  • to understand the nature, cause, development and clinical management of diseases in people and the structural and functional changes caused by them
  • to be thorough, accurate and have an extreme attention to detail
  • excellent communication and interpersonal skills
  • to enjoy the challenge of solving difficult cases
  • to be a critical thinker and analyser
  • a desire to serve patients and be compassionate towards others
  • emotional stability and the confidence to make decisions in emergencies
  • a willingness to continue research
Back to top

Working conditions

Pathologists work in laboratories predominately in large public or private practices, or in public and private hospitals. They are exposed to most aspects of medical practice however may not be directly involved in patient care.
Pathology is very much a team effort with pathologists working very closely with scientists, laboratory technicians and other medical specialists.
In general, all disciplines of pathology provide a good work/life balance with the option of part time work and flexible working hours.

Working conditions are usually comfortable however pathologists may sometimes deal with unpleasant conditions due to a patient's infection or illness. Maintaining strict hygiene practices is important.

Back to top

Salary details

On average, pathologists can expect to earn between $2 692 and $3 462 per week ($140 000 to $180 000 per year), depending on the organisation they work for, and their level of experience.

Back to top

Tools and technologies

Pathologists use tools for viewing , cutting, embedding and sectioning and aspirating specimens to diagnose disease. Overall laboratories are highly technical workspaces with elaborate instruments and computer technologies which need to be managed by the pathologist.

Back to top

Education and training/entrance requirements

To become a pathologist, you must first become a qualified medical practitioner and then specialise in pathology.

Postgraduate courses in medicine are offered by the University of Notre Dame and the University of Western Australia. These degrees usually take four years to complete. Entry requirements include completion of a bachelor degree in any discipline. You must also sit the Graduate Australian Medical Schools Admissions Test (GAMSAT) and attend an interview at your chosen institution.
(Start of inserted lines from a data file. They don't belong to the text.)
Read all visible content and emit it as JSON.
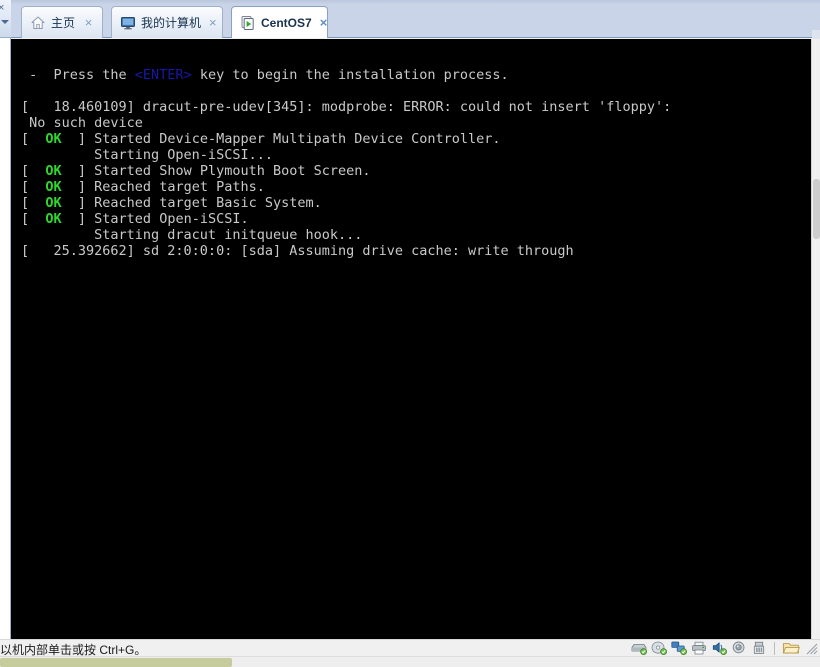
{
  "window": {
    "tab_strip_bg": "#c9d4e8",
    "console_bg": "#000000",
    "accent": "#2fd82f"
  },
  "tabs": [
    {
      "id": "home",
      "label": "主页",
      "icon": "home-icon",
      "close_label": "×",
      "active": false
    },
    {
      "id": "mycomp",
      "label": "我的计算机",
      "icon": "my-computer-icon",
      "close_label": "×",
      "active": false
    },
    {
      "id": "centos7",
      "label": "CentOS7",
      "icon": "virtual-machine-icon",
      "close_label": "×",
      "active": true
    }
  ],
  "left_panel": {
    "close_label": "×",
    "dropdown_label": "▾"
  },
  "console": {
    "lines": [
      {
        "id": "l1",
        "segments": [
          {
            "text": " -  Press the "
          },
          {
            "text": "<ENTER>",
            "style": "key"
          },
          {
            "text": " key to begin the installation process."
          }
        ]
      },
      {
        "id": "l2",
        "segments": [
          {
            "text": ""
          }
        ]
      },
      {
        "id": "l3",
        "segments": [
          {
            "text": "[   18.460109] dracut-pre-udev[345]: modprobe: ERROR: could not insert 'floppy':"
          }
        ]
      },
      {
        "id": "l4",
        "segments": [
          {
            "text": " No such device"
          }
        ]
      },
      {
        "id": "l5",
        "segments": [
          {
            "text": "[  "
          },
          {
            "text": "OK",
            "style": "ok"
          },
          {
            "text": "  ] Started Device-Mapper Multipath Device Controller."
          }
        ]
      },
      {
        "id": "l6",
        "segments": [
          {
            "text": "         Starting Open-iSCSI..."
          }
        ]
      },
      {
        "id": "l7",
        "segments": [
          {
            "text": "[  "
          },
          {
            "text": "OK",
            "style": "ok"
          },
          {
            "text": "  ] Started Show Plymouth Boot Screen."
          }
        ]
      },
      {
        "id": "l8",
        "segments": [
          {
            "text": "[  "
          },
          {
            "text": "OK",
            "style": "ok"
          },
          {
            "text": "  ] Reached target Paths."
          }
        ]
      },
      {
        "id": "l9",
        "segments": [
          {
            "text": "[  "
          },
          {
            "text": "OK",
            "style": "ok"
          },
          {
            "text": "  ] Reached target Basic System."
          }
        ]
      },
      {
        "id": "l10",
        "segments": [
          {
            "text": "[  "
          },
          {
            "text": "OK",
            "style": "ok"
          },
          {
            "text": "  ] Started Open-iSCSI."
          }
        ]
      },
      {
        "id": "l11",
        "segments": [
          {
            "text": "         Starting dracut initqueue hook..."
          }
        ]
      },
      {
        "id": "l12",
        "segments": [
          {
            "text": "[   25.392662] sd 2:0:0:0: [sda] Assuming drive cache: write through"
          }
        ]
      },
      {
        "id": "l13",
        "segments": [
          {
            "text": "",
            "style": "cursor"
          }
        ]
      }
    ]
  },
  "statusbar": {
    "hint": "以机内部单击或按 Ctrl+G。",
    "icons": [
      {
        "id": "hard-disk",
        "name": "hard-disk-icon"
      },
      {
        "id": "cd-dvd",
        "name": "cd-dvd-icon"
      },
      {
        "id": "network",
        "name": "network-adapter-icon"
      },
      {
        "id": "printer",
        "name": "printer-icon"
      },
      {
        "id": "sound",
        "name": "sound-card-icon"
      },
      {
        "id": "camera",
        "name": "webcam-icon"
      },
      {
        "id": "usb",
        "name": "usb-controller-icon"
      },
      {
        "id": "separator",
        "name": "status-separator"
      },
      {
        "id": "folder",
        "name": "shared-folder-icon"
      }
    ],
    "resize_grip": "resize-grip-icon"
  },
  "scrollbars": {
    "vertical_thumb_color": "#cdcdcd",
    "horizontal_thumb_color": "#c6cc9c"
  }
}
Contact the universities you are interested in for more information.

On completion of the postgraduate medical degree, you must work in the public hospital system for two years (internship and residency). To specialise in pathology, doctors can apply to the Royal College of Pathologists of Australasia to undertake further training and ultimately receive fellowship.

Related courses

Back to top

Apprenticeships and traineeships

As an apprentice or trainee, you enter into a formal training contract with an employer. You spend most of your time working and learning practical skills on the job and you spend some time undertaking structured training with a registered training provider of your choice. They will assess your skills and when you are competent in all areas, you will be awarded a nationally recognised qualification.

If you are still at school you can access an apprenticeship through your school. You generally start your school based apprenticeship by attending school three days a week, spending one day at a registered training organisation and one day at work. Talk to your school's VET Co-ordinator to start your training now through VET in Schools. If you get a full-time apprenticeship you can apply to leave school before reaching the school leaving age.

If you are no longer at school you can apply for an apprenticeship or traineeship and get paid while you learn and work.

Related apprenticeships

Back to top

Recognition of prior learning

If you think you already have some of the skills or competencies, obtained either through non-formal or informal learning, you may be able to gain credit through recognition of prior learning.

Back to top


Related links

Related occupations

Need advice?

Profile and social options